Bucking conventional wisdom, researchers find black sea bass tougher than expected
In a new study, fisheries researchers from North Carolina State University found that black sea bass (Centropristis striata) can usually survive the physical trauma that results from being hauled up from deep water then released at the surface. The finding is part of a larger study of the fish's mortality rate, which will inform stock assessments designed to help ensure that the black sea bass fishery is sustainable.
Black sea bass are bottom-dwelling fish, and are often caught at depths of greater than 60 feet. When the fish are brought to the surface, the rapid change in pressure causes the fish's swim bladder to expand. This forces other organs out of the way and can result in visible "barotrauma" – such as the fish's stomach being forced partially out of its mouth.
Conventional wisdom long held that this sort of visible barotrauma meant that a fish would die when thrown back into the water. But that's not true, according to the NC State study.
The research team was attempting to develop accurate estimates of "discard mortality" rates for black sea bass, meaning that they wanted to know what percentage of the fish would die if they were caught and thrown back. Discard mortality rates are used to make informed stock assessments for fish species, because it helps fisheries officials understand how many fish that are caught and released can be expected to survive. Black sea bass are a valuable species for commercial fishing and are also popular with recreational anglers. Millions of black sea bass are caught and released by recreational anglers off the south Atlantic coast of the U.S. each year.

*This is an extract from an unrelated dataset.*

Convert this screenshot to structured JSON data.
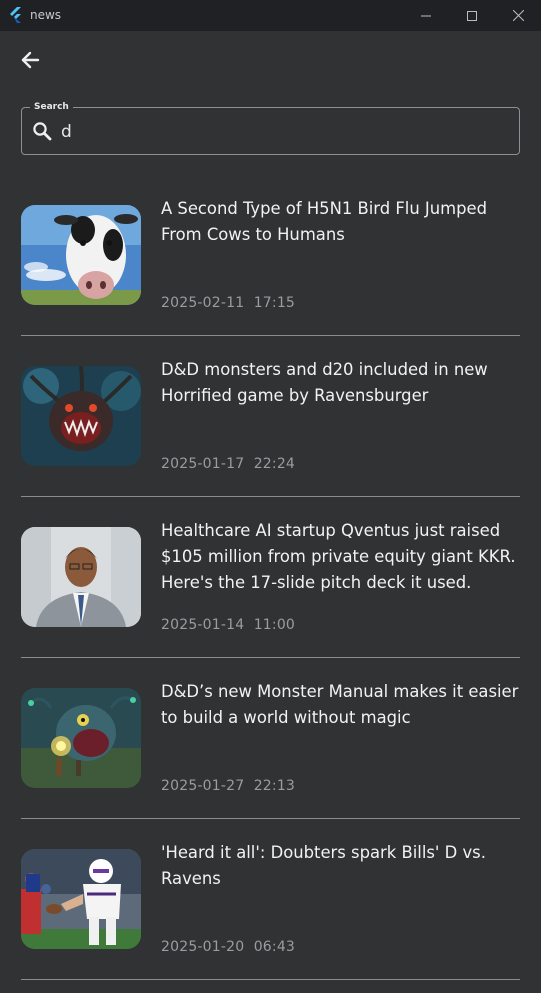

The researchers came up with a novel method for determining the discard mortality rate for black sea bass. First, the researchers worked with a team of scuba divers to tag black sea bass in their natural habitat on the ocean floor. Then the researchers caught, tagged and released the same number of black sea bass in the same area on the same day. The fish tagged on the bottom served as a control group, since they were not subject to changes in atmospheric pressure or other injuries that could be incurred when caught and brought to the surface.
Over the next year, tagged black sea bass were caught by the researchers, or by recreational anglers or commercial fishing operations who returned the tags to the researchers. Researchers could then compare the number of tags returned from the experimental group (those tagged on the surface) to those returned from the control group (those tagged on the bottom). This allowed them to determine discard mortality rates.
The researchers had put the fish in the experimental group into one of four categories: those without visible injury; those with visible barotrauma; those with hook trauma (meaning the hook had caused significant internal injury); and "floaters" – those that couldn't swim down into the water at all.
To their surprise, the researchers found that approximately 90 percent of the fish in the experimental group with visible barotrauma (but that weren't floaters) survived. This was about the same survival rate as for fish that exhibited no visible injury at all. Fish with hook trauma had a survival rate of 36 percent, while floaters had a 16 percent survival rate.
"In previous work, estimates of discard mortality were limited to time periods soon after release," says Paul Rudershausen, a research associate at NC State's Center for Marine Sciences and Technology and lead author of a paper describing the research. "By tagging a control group, we were able to estimate the long-term effects of injuries associated with fishing."
In addition to lending key insight into the black sea bass fishery, Rudershausen notes that the study "may give us insight into mortality for other important species with similar characteristics, such as red grouper and gag grouper."